The other day a promoted Tweet landed in my Twitter feed. These unasked-for, supposedly targeted, advertisements are usually little more than an annoyance but this one drew my attention. 'For Gabrielle Chanel passion is a movement, an impulse, a breath,' it waffled, inviting me to click on play to watch the stylish little animation it was offering.
Now, I know this is a history site and so far this doesn't seem to be going anywhere historical, but bear with me, it will. I clicked on the arrow to be assaulted by the kind of aphoristic nonsense particular to fragrance launches, for this is what it was: the launch of Chanel's new parfum, Gabrielle.

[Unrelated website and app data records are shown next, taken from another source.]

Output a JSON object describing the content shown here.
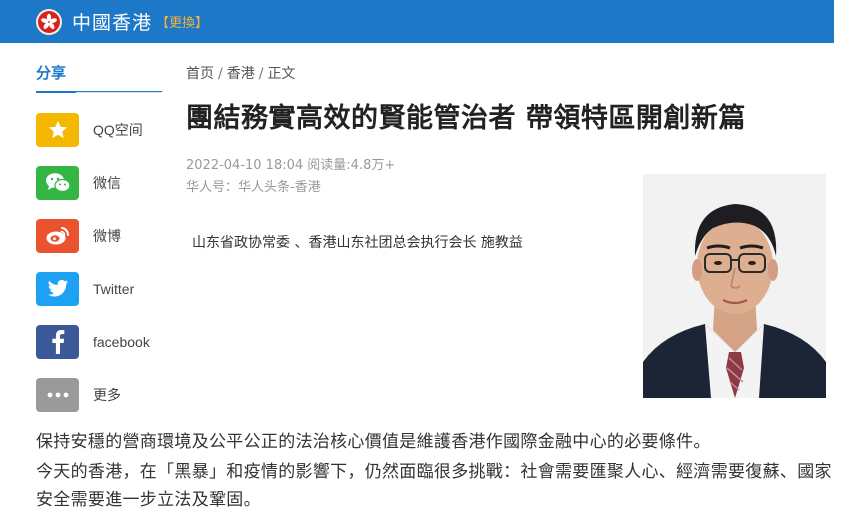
{
  "header": {
    "site_title": "中國香港",
    "switch_label": "【更換】",
    "emblem_icon": "hk-bauhinia-emblem",
    "bar_color": "#1e78c8"
  },
  "share": {
    "heading": "分享",
    "items": [
      {
        "label": "QQ空间",
        "icon": "qzone-star-icon",
        "color": "#f5b800"
      },
      {
        "label": "微信",
        "icon": "wechat-icon",
        "color": "#35b544"
      },
      {
        "label": "微博",
        "icon": "weibo-icon",
        "color": "#ea5230"
      },
      {
        "label": "Twitter",
        "icon": "twitter-icon",
        "color": "#1da1f2"
      },
      {
        "label": "facebook",
        "icon": "facebook-icon",
        "color": "#3b5998"
      },
      {
        "label": "更多",
        "icon": "more-icon",
        "color": "#9a9a9a"
      }
    ]
  },
  "breadcrumb": {
    "home": "首页",
    "section": "香港",
    "current": "正文",
    "separator": "/"
  },
  "article": {
    "title": "團結務實高效的賢能管治者 帶領特區開創新篇",
    "datetime": "2022-04-10 18:04",
    "views": "阅读量:4.8万+",
    "source": "华人号：华人头条-香港",
    "author_line": "山东省政协常委 、香港山东社团总会执行会长 施教益",
    "paragraphs": [
      "保持安穩的營商環境及公平公正的法治核心價值是維護香港作國際金融中心的必要條件。",
      "今天的香港，在「黑暴」和疫情的影響下，仍然面臨很多挑戰：社會需要匯聚人心、經濟需要復蘇、國家安全需要進一步立法及鞏固。"
    ]
  }
}
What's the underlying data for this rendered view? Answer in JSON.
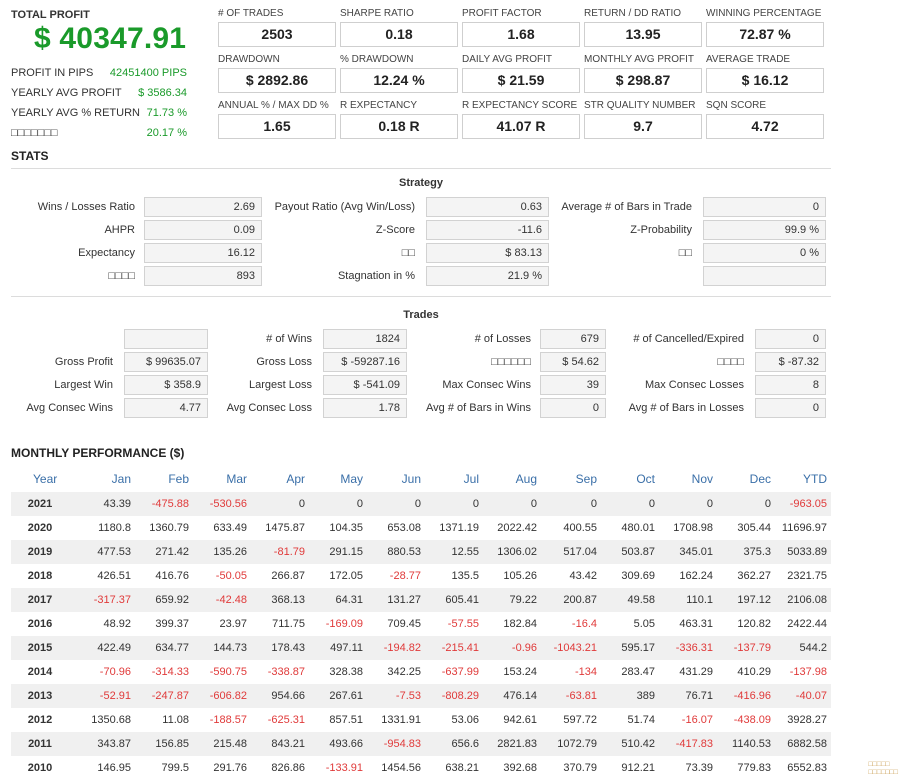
{
  "summary": {
    "title": "TOTAL PROFIT",
    "total_value": "$ 40347.91",
    "rows": [
      {
        "label": "PROFIT IN PIPS",
        "value": "42451400 PIPS"
      },
      {
        "label": "YEARLY AVG PROFIT",
        "value": "$ 3586.34"
      },
      {
        "label": "YEARLY AVG % RETURN",
        "value": "71.73 %"
      },
      {
        "label": "□□□□□□□",
        "value": "20.17 %"
      }
    ]
  },
  "metrics": [
    {
      "label": "# OF TRADES",
      "value": "2503"
    },
    {
      "label": "SHARPE RATIO",
      "value": "0.18"
    },
    {
      "label": "PROFIT FACTOR",
      "value": "1.68"
    },
    {
      "label": "RETURN / DD RATIO",
      "value": "13.95"
    },
    {
      "label": "WINNING PERCENTAGE",
      "value": "72.87 %"
    },
    {
      "label": "DRAWDOWN",
      "value": "$ 2892.86"
    },
    {
      "label": "% DRAWDOWN",
      "value": "12.24 %"
    },
    {
      "label": "DAILY AVG PROFIT",
      "value": "$ 21.59"
    },
    {
      "label": "MONTHLY AVG PROFIT",
      "value": "$ 298.87"
    },
    {
      "label": "AVERAGE TRADE",
      "value": "$ 16.12"
    },
    {
      "label": "ANNUAL % / MAX DD %",
      "value": "1.65"
    },
    {
      "label": "R EXPECTANCY",
      "value": "0.18 R"
    },
    {
      "label": "R EXPECTANCY SCORE",
      "value": "41.07 R"
    },
    {
      "label": "STR QUALITY NUMBER",
      "value": "9.7"
    },
    {
      "label": "SQN SCORE",
      "value": "4.72"
    }
  ],
  "stats": {
    "title": "STATS",
    "strategy_heading": "Strategy",
    "strategy": [
      [
        {
          "label": "Wins / Losses Ratio",
          "value": "2.69"
        },
        {
          "label": "Payout Ratio (Avg Win/Loss)",
          "value": "0.63"
        },
        {
          "label": "Average # of Bars in Trade",
          "value": "0"
        }
      ],
      [
        {
          "label": "AHPR",
          "value": "0.09"
        },
        {
          "label": "Z-Score",
          "value": "-11.6"
        },
        {
          "label": "Z-Probability",
          "value": "99.9 %"
        }
      ],
      [
        {
          "label": "Expectancy",
          "value": "16.12"
        },
        {
          "label": "□□",
          "value": "$ 83.13"
        },
        {
          "label": "□□",
          "value": "0 %"
        }
      ],
      [
        {
          "label": "□□□□",
          "value": "893"
        },
        {
          "label": "Stagnation in %",
          "value": "21.9 %"
        },
        {
          "label": "",
          "value": ""
        }
      ]
    ],
    "trades_heading": "Trades",
    "trades": [
      [
        {
          "label": "",
          "value": ""
        },
        {
          "label": "# of Wins",
          "value": "1824"
        },
        {
          "label": "# of Losses",
          "value": "679"
        },
        {
          "label": "# of Cancelled/Expired",
          "value": "0"
        }
      ],
      [
        {
          "label": "Gross Profit",
          "value": "$ 99635.07"
        },
        {
          "label": "Gross Loss",
          "value": "$ -59287.16"
        },
        {
          "label": "□□□□□□",
          "value": "$ 54.62"
        },
        {
          "label": "□□□□",
          "value": "$ -87.32"
        }
      ],
      [
        {
          "label": "Largest Win",
          "value": "$ 358.9"
        },
        {
          "label": "Largest Loss",
          "value": "$ -541.09"
        },
        {
          "label": "Max Consec Wins",
          "value": "39"
        },
        {
          "label": "Max Consec Losses",
          "value": "8"
        }
      ],
      [
        {
          "label": "Avg Consec Wins",
          "value": "4.77"
        },
        {
          "label": "Avg Consec Loss",
          "value": "1.78"
        },
        {
          "label": "Avg # of Bars in Wins",
          "value": "0"
        },
        {
          "label": "Avg # of Bars in Losses",
          "value": "0"
        }
      ]
    ]
  },
  "monthly": {
    "title": "MONTHLY PERFORMANCE ($)",
    "headers": [
      "Year",
      "Jan",
      "Feb",
      "Mar",
      "Apr",
      "May",
      "Jun",
      "Jul",
      "Aug",
      "Sep",
      "Oct",
      "Nov",
      "Dec",
      "YTD"
    ],
    "rows": [
      [
        "2021",
        "43.39",
        "-475.88",
        "-530.56",
        "0",
        "0",
        "0",
        "0",
        "0",
        "0",
        "0",
        "0",
        "0",
        "-963.05"
      ],
      [
        "2020",
        "1180.8",
        "1360.79",
        "633.49",
        "1475.87",
        "104.35",
        "653.08",
        "1371.19",
        "2022.42",
        "400.55",
        "480.01",
        "1708.98",
        "305.44",
        "11696.97"
      ],
      [
        "2019",
        "477.53",
        "271.42",
        "135.26",
        "-81.79",
        "291.15",
        "880.53",
        "12.55",
        "1306.02",
        "517.04",
        "503.87",
        "345.01",
        "375.3",
        "5033.89"
      ],
      [
        "2018",
        "426.51",
        "416.76",
        "-50.05",
        "266.87",
        "172.05",
        "-28.77",
        "135.5",
        "105.26",
        "43.42",
        "309.69",
        "162.24",
        "362.27",
        "2321.75"
      ],
      [
        "2017",
        "-317.37",
        "659.92",
        "-42.48",
        "368.13",
        "64.31",
        "131.27",
        "605.41",
        "79.22",
        "200.87",
        "49.58",
        "110.1",
        "197.12",
        "2106.08"
      ],
      [
        "2016",
        "48.92",
        "399.37",
        "23.97",
        "711.75",
        "-169.09",
        "709.45",
        "-57.55",
        "182.84",
        "-16.4",
        "5.05",
        "463.31",
        "120.82",
        "2422.44"
      ],
      [
        "2015",
        "422.49",
        "634.77",
        "144.73",
        "178.43",
        "497.11",
        "-194.82",
        "-215.41",
        "-0.96",
        "-1043.21",
        "595.17",
        "-336.31",
        "-137.79",
        "544.2"
      ],
      [
        "2014",
        "-70.96",
        "-314.33",
        "-590.75",
        "-338.87",
        "328.38",
        "342.25",
        "-637.99",
        "153.24",
        "-134",
        "283.47",
        "431.29",
        "410.29",
        "-137.98"
      ],
      [
        "2013",
        "-52.91",
        "-247.87",
        "-606.82",
        "954.66",
        "267.61",
        "-7.53",
        "-808.29",
        "476.14",
        "-63.81",
        "389",
        "76.71",
        "-416.96",
        "-40.07"
      ],
      [
        "2012",
        "1350.68",
        "11.08",
        "-188.57",
        "-625.31",
        "857.51",
        "1331.91",
        "53.06",
        "942.61",
        "597.72",
        "51.74",
        "-16.07",
        "-438.09",
        "3928.27"
      ],
      [
        "2011",
        "343.87",
        "156.85",
        "215.48",
        "843.21",
        "493.66",
        "-954.83",
        "656.6",
        "2821.83",
        "1072.79",
        "510.42",
        "-417.83",
        "1140.53",
        "6882.58"
      ],
      [
        "2010",
        "146.95",
        "799.5",
        "291.76",
        "826.86",
        "-133.91",
        "1454.56",
        "638.21",
        "392.68",
        "370.79",
        "912.21",
        "73.39",
        "779.83",
        "6552.83"
      ]
    ]
  },
  "colors": {
    "positive": "#1a9a2a",
    "negative": "#e03a3a",
    "header_blue": "#3a6fa8"
  }
}
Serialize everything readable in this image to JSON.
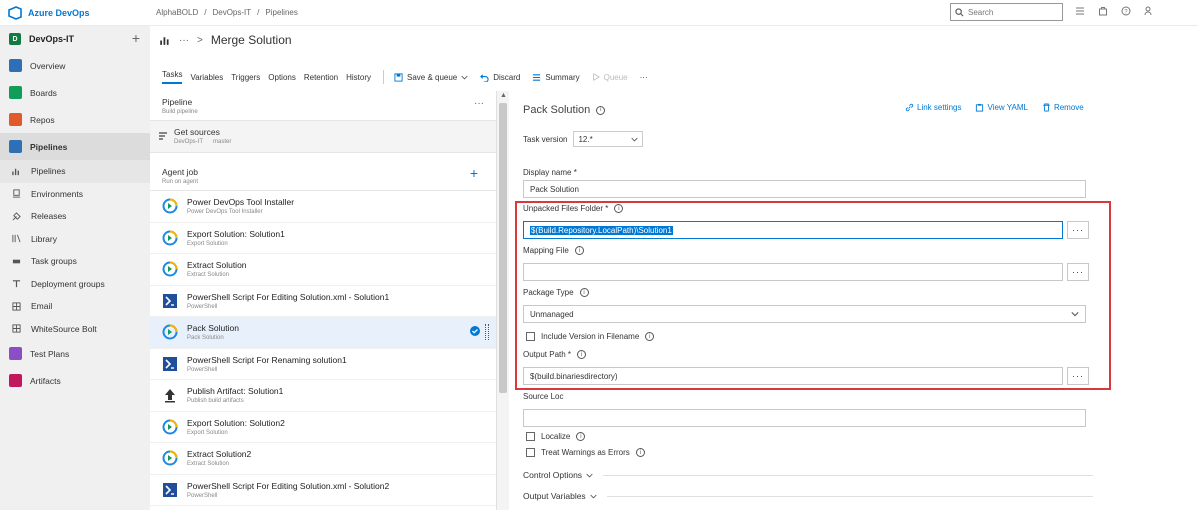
{
  "topbar": {
    "product": "Azure DevOps",
    "breadcrumbs": [
      "AlphaBOLD",
      "/",
      "DevOps-IT",
      "/",
      "Pipelines"
    ],
    "search_placeholder": "Search"
  },
  "sidebar": {
    "org_initial": "D",
    "org_name": "DevOps-IT",
    "items": [
      {
        "label": "Overview",
        "color": "#2f6fb5"
      },
      {
        "label": "Boards",
        "color": "#0f9d58"
      },
      {
        "label": "Repos",
        "color": "#e05a2b"
      },
      {
        "label": "Pipelines",
        "color": "#2f6fb5"
      }
    ],
    "subitems": [
      "Pipelines",
      "Environments",
      "Releases",
      "Library",
      "Task groups",
      "Deployment groups",
      "Email",
      "WhiteSource Bolt"
    ],
    "bottom_items": [
      {
        "label": "Test Plans",
        "color": "#8a4fc5"
      },
      {
        "label": "Artifacts",
        "color": "#c2185b"
      }
    ]
  },
  "header": {
    "ellipsis": "···",
    "chevron": ">",
    "title": "Merge Solution"
  },
  "toolbar": {
    "tabs": [
      "Tasks",
      "Variables",
      "Triggers",
      "Options",
      "Retention",
      "History"
    ],
    "save_queue": "Save & queue",
    "discard": "Discard",
    "summary": "Summary",
    "queue": "Queue",
    "more": "···"
  },
  "tasklist": {
    "pipeline_title": "Pipeline",
    "pipeline_sub": "Build pipeline",
    "pipeline_more": "···",
    "getsrc_title": "Get sources",
    "getsrc_repo": "DevOps-IT",
    "getsrc_branch": "master",
    "agent_title": "Agent job",
    "agent_sub": "Run on agent",
    "tasks": [
      {
        "title": "Power DevOps Tool Installer",
        "sub": "Power DevOps Tool Installer",
        "icon": "power-devops"
      },
      {
        "title": "Export Solution: Solution1",
        "sub": "Export Solution",
        "icon": "power-devops"
      },
      {
        "title": "Extract Solution",
        "sub": "Extract Solution",
        "icon": "power-devops"
      },
      {
        "title": "PowerShell Script For Editing Solution.xml - Solution1",
        "sub": "PowerShell",
        "icon": "powershell"
      },
      {
        "title": "Pack Solution",
        "sub": "Pack Solution",
        "icon": "power-devops"
      },
      {
        "title": "PowerShell Script For Renaming solution1",
        "sub": "PowerShell",
        "icon": "powershell"
      },
      {
        "title": "Publish Artifact: Solution1",
        "sub": "Publish build artifacts",
        "icon": "upload"
      },
      {
        "title": "Export Solution: Solution2",
        "sub": "Export Solution",
        "icon": "power-devops"
      },
      {
        "title": "Extract Solution2",
        "sub": "Extract Solution",
        "icon": "power-devops"
      },
      {
        "title": "PowerShell Script For Editing Solution.xml - Solution2",
        "sub": "PowerShell",
        "icon": "powershell"
      }
    ]
  },
  "details": {
    "title": "Pack Solution",
    "link_settings": "Link settings",
    "view_yaml": "View YAML",
    "remove": "Remove",
    "task_version_label": "Task version",
    "task_version": "12.*",
    "display_name_label": "Display name *",
    "display_name": "Pack Solution",
    "unpacked_label": "Unpacked Files Folder *",
    "unpacked_value": "$(Build.Repository.LocalPath)\\Solution1",
    "mapping_label": "Mapping File",
    "mapping_value": "",
    "package_type_label": "Package Type",
    "package_type": "Unmanaged",
    "include_version_label": "Include Version in Filename",
    "output_path_label": "Output Path *",
    "output_path": "$(build.binariesdirectory)",
    "source_loc_label": "Source Loc",
    "source_loc": "",
    "localize_label": "Localize",
    "treat_warnings_label": "Treat Warnings as Errors",
    "control_options": "Control Options",
    "output_variables": "Output Variables",
    "dots": "···"
  },
  "colors": {
    "accent": "#0078d4",
    "highlight_border": "#d9393c"
  }
}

Over clever graphics in chic monochrome a dulcet voice described the philosophy of Gabrielle Chanel (better known as Coco), delivering unmoored words: PASSION SIEZE DARE CREATE. 'Never do things by halves...embrace radical decisions...continue your journey without worrying about the past or posterity.'
It was the last point, suggesting carefree abdication of the past, that particularly drew my attention, given that Chanel's past was less than savoury. I clicked 'reply', hastily punching out into the Twittersphere: 'She was a Nazi sympathiser, hardly something to celebrate!'
Surely, I thought, the marketing gurus at Chanel, whoever they are, are aware that the woman they have chosen as their glossy icon was a collaborator during WW2, who swanned about the Ritz rubbing shoulders with various Nazi officers including Goerring and Goebbels and that her affair with the German officer Baron Hans Gunther von Dinklage is well documented.
Indeed, if Hal Vaughan's meticulously researched 2012 biography, Sleeping with the Enemy: Coco Chanel's Secret War, is to be believed, the 'past' that is being ignored in the frivolity of this fragrance launch is worse than that. Vaughan is clear that Chanel was working for German military intelligence under the Abwehr label, Agent F-7124 and her code name was, somewhat wittily, Westminster – she had reputedly had an affair with the Duke of W.
Chanel, the company, is not alone in having links to murky wartime affairs. Most such organisations have changed beyond recognition and I'm not suggesting that driving a Volkswagen or shopping at Hugo Boss, or indeed Chanel is wrong. But what I take particular issue with is that this particular fashion behemoth would make the unforgivably crass error of holding up Chanel, the woman, as a role model. The fashion and beauty trade is necessarily superficial, but in this case a little depth and concern about the past would have been appropriate.
I, for one, will not be spraying myself with Gabrielle – the stench would be too much to bear.
Elizabeth Fremantle's latest novel The Girl in the Glass Tower, a Times Book of the Year 2016, is published by Penguin.